#### [Available records]
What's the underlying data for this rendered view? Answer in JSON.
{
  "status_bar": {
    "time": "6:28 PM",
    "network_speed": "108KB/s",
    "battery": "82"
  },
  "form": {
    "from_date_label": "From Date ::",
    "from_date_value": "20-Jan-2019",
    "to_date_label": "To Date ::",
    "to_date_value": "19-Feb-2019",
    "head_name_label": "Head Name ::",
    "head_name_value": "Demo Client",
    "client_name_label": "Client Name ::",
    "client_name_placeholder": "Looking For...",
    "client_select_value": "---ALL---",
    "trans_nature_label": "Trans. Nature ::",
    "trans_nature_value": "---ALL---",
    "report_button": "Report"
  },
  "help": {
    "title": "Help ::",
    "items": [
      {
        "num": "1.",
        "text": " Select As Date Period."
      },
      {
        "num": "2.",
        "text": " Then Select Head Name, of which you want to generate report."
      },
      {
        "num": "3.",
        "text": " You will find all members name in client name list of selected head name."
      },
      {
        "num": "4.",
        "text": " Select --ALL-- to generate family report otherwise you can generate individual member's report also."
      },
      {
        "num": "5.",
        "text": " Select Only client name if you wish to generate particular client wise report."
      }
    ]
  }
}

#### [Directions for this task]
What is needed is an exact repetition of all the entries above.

#### [Finished task]
What's the underlying data for this rendered view? Answer in JSON.
{
  "status_bar": {
    "time": "6:28 PM",
    "network_speed": "108KB/s",
    "battery": "82"
  },
  "form": {
    "from_date_label": "From Date ::",
    "from_date_value": "20-Jan-2019",
    "to_date_label": "To Date ::",
    "to_date_value": "19-Feb-2019",
    "head_name_label": "Head Name ::",
    "head_name_value": "Demo Client",
    "client_name_label": "Client Name ::",
    "client_name_placeholder": "Looking For...",
    "client_select_value": "---ALL---",
    "trans_nature_label": "Trans. Nature ::",
    "trans_nature_value": "---ALL---",
    "report_button": "Report"
  },
  "help": {
    "title": "Help ::",
    "items": [
      {
        "num": "1.",
        "text": " Select As Date Period."
      },
      {
        "num": "2.",
        "text": " Then Select Head Name, of which you want to generate report."
      },
      {
        "num": "3.",
        "text": " You will find all members name in client name list of selected head name."
      },
      {
        "num": "4.",
        "text": " Select --ALL-- to generate family report otherwise you can generate individual member's report also."
      },
      {
        "num": "5.",
        "text": " Select Only client name if you wish to generate particular client wise report."
      }
    ]
  }
}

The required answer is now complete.